:: Work instructions ::
Set down all of the records word for word.

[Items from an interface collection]
--*--

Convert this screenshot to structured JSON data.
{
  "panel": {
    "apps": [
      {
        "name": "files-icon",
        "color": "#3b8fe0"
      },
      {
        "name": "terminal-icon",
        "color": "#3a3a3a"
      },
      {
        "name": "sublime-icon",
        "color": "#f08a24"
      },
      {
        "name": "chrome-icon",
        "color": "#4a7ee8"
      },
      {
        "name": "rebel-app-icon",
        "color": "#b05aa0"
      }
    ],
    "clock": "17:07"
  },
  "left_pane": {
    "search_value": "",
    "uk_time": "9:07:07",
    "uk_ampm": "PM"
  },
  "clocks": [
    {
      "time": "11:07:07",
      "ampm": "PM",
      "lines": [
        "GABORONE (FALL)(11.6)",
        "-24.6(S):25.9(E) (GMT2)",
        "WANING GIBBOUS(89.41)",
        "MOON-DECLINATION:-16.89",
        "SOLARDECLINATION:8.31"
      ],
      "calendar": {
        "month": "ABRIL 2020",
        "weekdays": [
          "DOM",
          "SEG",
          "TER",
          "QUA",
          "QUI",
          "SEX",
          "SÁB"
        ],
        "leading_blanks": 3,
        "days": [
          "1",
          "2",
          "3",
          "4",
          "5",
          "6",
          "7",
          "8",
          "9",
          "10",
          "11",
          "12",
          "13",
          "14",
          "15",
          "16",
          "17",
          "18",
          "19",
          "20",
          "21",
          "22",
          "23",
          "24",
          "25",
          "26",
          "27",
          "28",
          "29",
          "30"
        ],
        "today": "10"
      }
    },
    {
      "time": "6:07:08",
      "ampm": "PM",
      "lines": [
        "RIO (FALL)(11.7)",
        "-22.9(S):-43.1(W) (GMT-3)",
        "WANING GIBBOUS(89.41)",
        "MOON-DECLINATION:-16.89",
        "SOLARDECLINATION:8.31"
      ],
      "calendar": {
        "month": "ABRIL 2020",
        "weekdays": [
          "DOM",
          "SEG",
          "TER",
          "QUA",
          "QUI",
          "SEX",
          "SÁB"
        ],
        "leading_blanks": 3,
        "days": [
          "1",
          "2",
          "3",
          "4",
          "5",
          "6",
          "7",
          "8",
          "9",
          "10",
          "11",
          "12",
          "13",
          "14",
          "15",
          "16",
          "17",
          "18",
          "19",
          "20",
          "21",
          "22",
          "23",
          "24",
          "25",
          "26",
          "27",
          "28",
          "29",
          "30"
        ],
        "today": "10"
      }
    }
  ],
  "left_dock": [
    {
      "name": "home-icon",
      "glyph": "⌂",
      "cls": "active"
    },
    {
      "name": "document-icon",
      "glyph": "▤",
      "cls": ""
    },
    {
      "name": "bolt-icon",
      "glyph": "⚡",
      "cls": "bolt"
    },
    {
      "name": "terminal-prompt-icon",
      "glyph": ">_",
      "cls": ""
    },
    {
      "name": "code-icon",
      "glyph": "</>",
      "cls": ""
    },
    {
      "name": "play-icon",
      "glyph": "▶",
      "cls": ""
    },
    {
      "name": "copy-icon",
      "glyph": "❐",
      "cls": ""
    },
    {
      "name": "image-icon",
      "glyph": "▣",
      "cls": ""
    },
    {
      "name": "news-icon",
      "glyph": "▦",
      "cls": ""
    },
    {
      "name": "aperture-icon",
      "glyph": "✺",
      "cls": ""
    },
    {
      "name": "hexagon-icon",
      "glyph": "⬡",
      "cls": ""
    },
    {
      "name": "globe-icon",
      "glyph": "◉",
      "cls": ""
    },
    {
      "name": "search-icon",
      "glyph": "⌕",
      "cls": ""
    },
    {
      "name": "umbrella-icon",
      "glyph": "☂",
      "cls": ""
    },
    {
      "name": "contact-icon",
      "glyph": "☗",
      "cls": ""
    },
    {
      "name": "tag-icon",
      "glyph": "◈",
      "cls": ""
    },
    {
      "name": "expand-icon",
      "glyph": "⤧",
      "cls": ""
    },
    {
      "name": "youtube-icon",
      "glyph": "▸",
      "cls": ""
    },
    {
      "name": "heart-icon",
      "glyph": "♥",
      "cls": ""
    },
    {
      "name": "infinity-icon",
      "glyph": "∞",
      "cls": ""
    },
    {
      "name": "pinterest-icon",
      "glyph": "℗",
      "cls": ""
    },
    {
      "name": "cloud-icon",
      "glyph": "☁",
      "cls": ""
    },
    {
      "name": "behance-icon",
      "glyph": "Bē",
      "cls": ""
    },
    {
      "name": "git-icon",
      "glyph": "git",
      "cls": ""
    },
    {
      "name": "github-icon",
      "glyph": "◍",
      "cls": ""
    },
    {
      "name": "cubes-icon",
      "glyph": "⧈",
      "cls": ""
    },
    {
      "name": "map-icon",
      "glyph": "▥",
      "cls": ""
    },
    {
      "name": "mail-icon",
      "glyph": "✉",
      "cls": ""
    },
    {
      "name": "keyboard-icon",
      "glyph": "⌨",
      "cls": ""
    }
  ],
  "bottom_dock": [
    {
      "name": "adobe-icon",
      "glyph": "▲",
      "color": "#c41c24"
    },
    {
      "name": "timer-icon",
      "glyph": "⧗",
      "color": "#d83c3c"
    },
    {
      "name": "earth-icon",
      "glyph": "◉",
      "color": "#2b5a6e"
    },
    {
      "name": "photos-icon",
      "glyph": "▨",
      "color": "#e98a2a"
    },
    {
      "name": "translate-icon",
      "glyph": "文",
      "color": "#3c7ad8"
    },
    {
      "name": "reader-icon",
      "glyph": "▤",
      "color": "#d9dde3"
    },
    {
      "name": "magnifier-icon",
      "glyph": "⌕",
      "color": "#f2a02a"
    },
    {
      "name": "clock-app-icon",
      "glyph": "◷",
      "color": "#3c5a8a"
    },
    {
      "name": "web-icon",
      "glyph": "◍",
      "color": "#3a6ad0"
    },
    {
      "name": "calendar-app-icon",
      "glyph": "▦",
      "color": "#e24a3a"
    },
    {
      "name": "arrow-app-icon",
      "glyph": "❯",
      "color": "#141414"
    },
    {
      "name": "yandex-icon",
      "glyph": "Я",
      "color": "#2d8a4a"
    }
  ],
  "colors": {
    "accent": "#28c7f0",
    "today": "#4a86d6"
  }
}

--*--

:: Task result ::
Convert this screenshot to structured JSON data.
{
  "panel": {
    "apps": [
      {
        "name": "files-icon",
        "color": "#3b8fe0"
      },
      {
        "name": "terminal-icon",
        "color": "#3a3a3a"
      },
      {
        "name": "sublime-icon",
        "color": "#f08a24"
      },
      {
        "name": "chrome-icon",
        "color": "#4a7ee8"
      },
      {
        "name": "rebel-app-icon",
        "color": "#b05aa0"
      }
    ],
    "clock": "17:07"
  },
  "left_pane": {
    "search_value": "",
    "uk_time": "9:07:07",
    "uk_ampm": "PM"
  },
  "clocks": [
    {
      "time": "11:07:07",
      "ampm": "PM",
      "lines": [
        "GABORONE (FALL)(11.6)",
        "-24.6(S):25.9(E) (GMT2)",
        "WANING GIBBOUS(89.41)",
        "MOON-DECLINATION:-16.89",
        "SOLARDECLINATION:8.31"
      ],
      "calendar": {
        "month": "ABRIL 2020",
        "weekdays": [
          "DOM",
          "SEG",
          "TER",
          "QUA",
          "QUI",
          "SEX",
          "SÁB"
        ],
        "leading_blanks": 3,
        "days": [
          "1",
          "2",
          "3",
          "4",
          "5",
          "6",
          "7",
          "8",
          "9",
          "10",
          "11",
          "12",
          "13",
          "14",
          "15",
          "16",
          "17",
          "18",
          "19",
          "20",
          "21",
          "22",
          "23",
          "24",
          "25",
          "26",
          "27",
          "28",
          "29",
          "30"
        ],
        "today": "10"
      }
    },
    {
      "time": "6:07:08",
      "ampm": "PM",
      "lines": [
        "RIO (FALL)(11.7)",
        "-22.9(S):-43.1(W) (GMT-3)",
        "WANING GIBBOUS(89.41)",
        "MOON-DECLINATION:-16.89",
        "SOLARDECLINATION:8.31"
      ],
      "calendar": {
        "month": "ABRIL 2020",
        "weekdays": [
          "DOM",
          "SEG",
          "TER",
          "QUA",
          "QUI",
          "SEX",
          "SÁB"
        ],
        "leading_blanks": 3,
        "days": [
          "1",
          "2",
          "3",
          "4",
          "5",
          "6",
          "7",
          "8",
          "9",
          "10",
          "11",
          "12",
          "13",
          "14",
          "15",
          "16",
          "17",
          "18",
          "19",
          "20",
          "21",
          "22",
          "23",
          "24",
          "25",
          "26",
          "27",
          "28",
          "29",
          "30"
        ],
        "today": "10"
      }
    }
  ],
  "left_dock": [
    {
      "name": "home-icon",
      "glyph": "⌂",
      "cls": "active"
    },
    {
      "name": "document-icon",
      "glyph": "▤",
      "cls": ""
    },
    {
      "name": "bolt-icon",
      "glyph": "⚡",
      "cls": "bolt"
    },
    {
      "name": "terminal-prompt-icon",
      "glyph": ">_",
      "cls": ""
    },
    {
      "name": "code-icon",
      "glyph": "</>",
      "cls": ""
    },
    {
      "name": "play-icon",
      "glyph": "▶",
      "cls": ""
    },
    {
      "name": "copy-icon",
      "glyph": "❐",
      "cls": ""
    },
    {
      "name": "image-icon",
      "glyph": "▣",
      "cls": ""
    },
    {
      "name": "news-icon",
      "glyph": "▦",
      "cls": ""
    },
    {
      "name": "aperture-icon",
      "glyph": "✺",
      "cls": ""
    },
    {
      "name": "hexagon-icon",
      "glyph": "⬡",
      "cls": ""
    },
    {
      "name": "globe-icon",
      "glyph": "◉",
      "cls": ""
    },
    {
      "name": "search-icon",
      "glyph": "⌕",
      "cls": ""
    },
    {
      "name": "umbrella-icon",
      "glyph": "☂",
      "cls": ""
    },
    {
      "name": "contact-icon",
      "glyph": "☗",
      "cls": ""
    },
    {
      "name": "tag-icon",
      "glyph": "◈",
      "cls": ""
    },
    {
      "name": "expand-icon",
      "glyph": "⤧",
      "cls": ""
    },
    {
      "name": "youtube-icon",
      "glyph": "▸",
      "cls": ""
    },
    {
      "name": "heart-icon",
      "glyph": "♥",
      "cls": ""
    },
    {
      "name": "infinity-icon",
      "glyph": "∞",
      "cls": ""
    },
    {
      "name": "pinterest-icon",
      "glyph": "℗",
      "cls": ""
    },
    {
      "name": "cloud-icon",
      "glyph": "☁",
      "cls": ""
    },
    {
      "name": "behance-icon",
      "glyph": "Bē",
      "cls": ""
    },
    {
      "name": "git-icon",
      "glyph": "git",
      "cls": ""
    },
    {
      "name": "github-icon",
      "glyph": "◍",
      "cls": ""
    },
    {
      "name": "cubes-icon",
      "glyph": "⧈",
      "cls": ""
    },
    {
      "name": "map-icon",
      "glyph": "▥",
      "cls": ""
    },
    {
      "name": "mail-icon",
      "glyph": "✉",
      "cls": ""
    },
    {
      "name": "keyboard-icon",
      "glyph": "⌨",
      "cls": ""
    }
  ],
  "bottom_dock": [
    {
      "name": "adobe-icon",
      "glyph": "▲",
      "color": "#c41c24"
    },
    {
      "name": "timer-icon",
      "glyph": "⧗",
      "color": "#d83c3c"
    },
    {
      "name": "earth-icon",
      "glyph": "◉",
      "color": "#2b5a6e"
    },
    {
      "name": "photos-icon",
      "glyph": "▨",
      "color": "#e98a2a"
    },
    {
      "name": "translate-icon",
      "glyph": "文",
      "color": "#3c7ad8"
    },
    {
      "name": "reader-icon",
      "glyph": "▤",
      "color": "#d9dde3"
    },
    {
      "name": "magnifier-icon",
      "glyph": "⌕",
      "color": "#f2a02a"
    },
    {
      "name": "clock-app-icon",
      "glyph": "◷",
      "color": "#3c5a8a"
    },
    {
      "name": "web-icon",
      "glyph": "◍",
      "color": "#3a6ad0"
    },
    {
      "name": "calendar-app-icon",
      "glyph": "▦",
      "color": "#e24a3a"
    },
    {
      "name": "arrow-app-icon",
      "glyph": "❯",
      "color": "#141414"
    },
    {
      "name": "yandex-icon",
      "glyph": "Я",
      "color": "#2d8a4a"
    }
  ],
  "colors": {
    "accent": "#28c7f0",
    "today": "#4a86d6"
  }
}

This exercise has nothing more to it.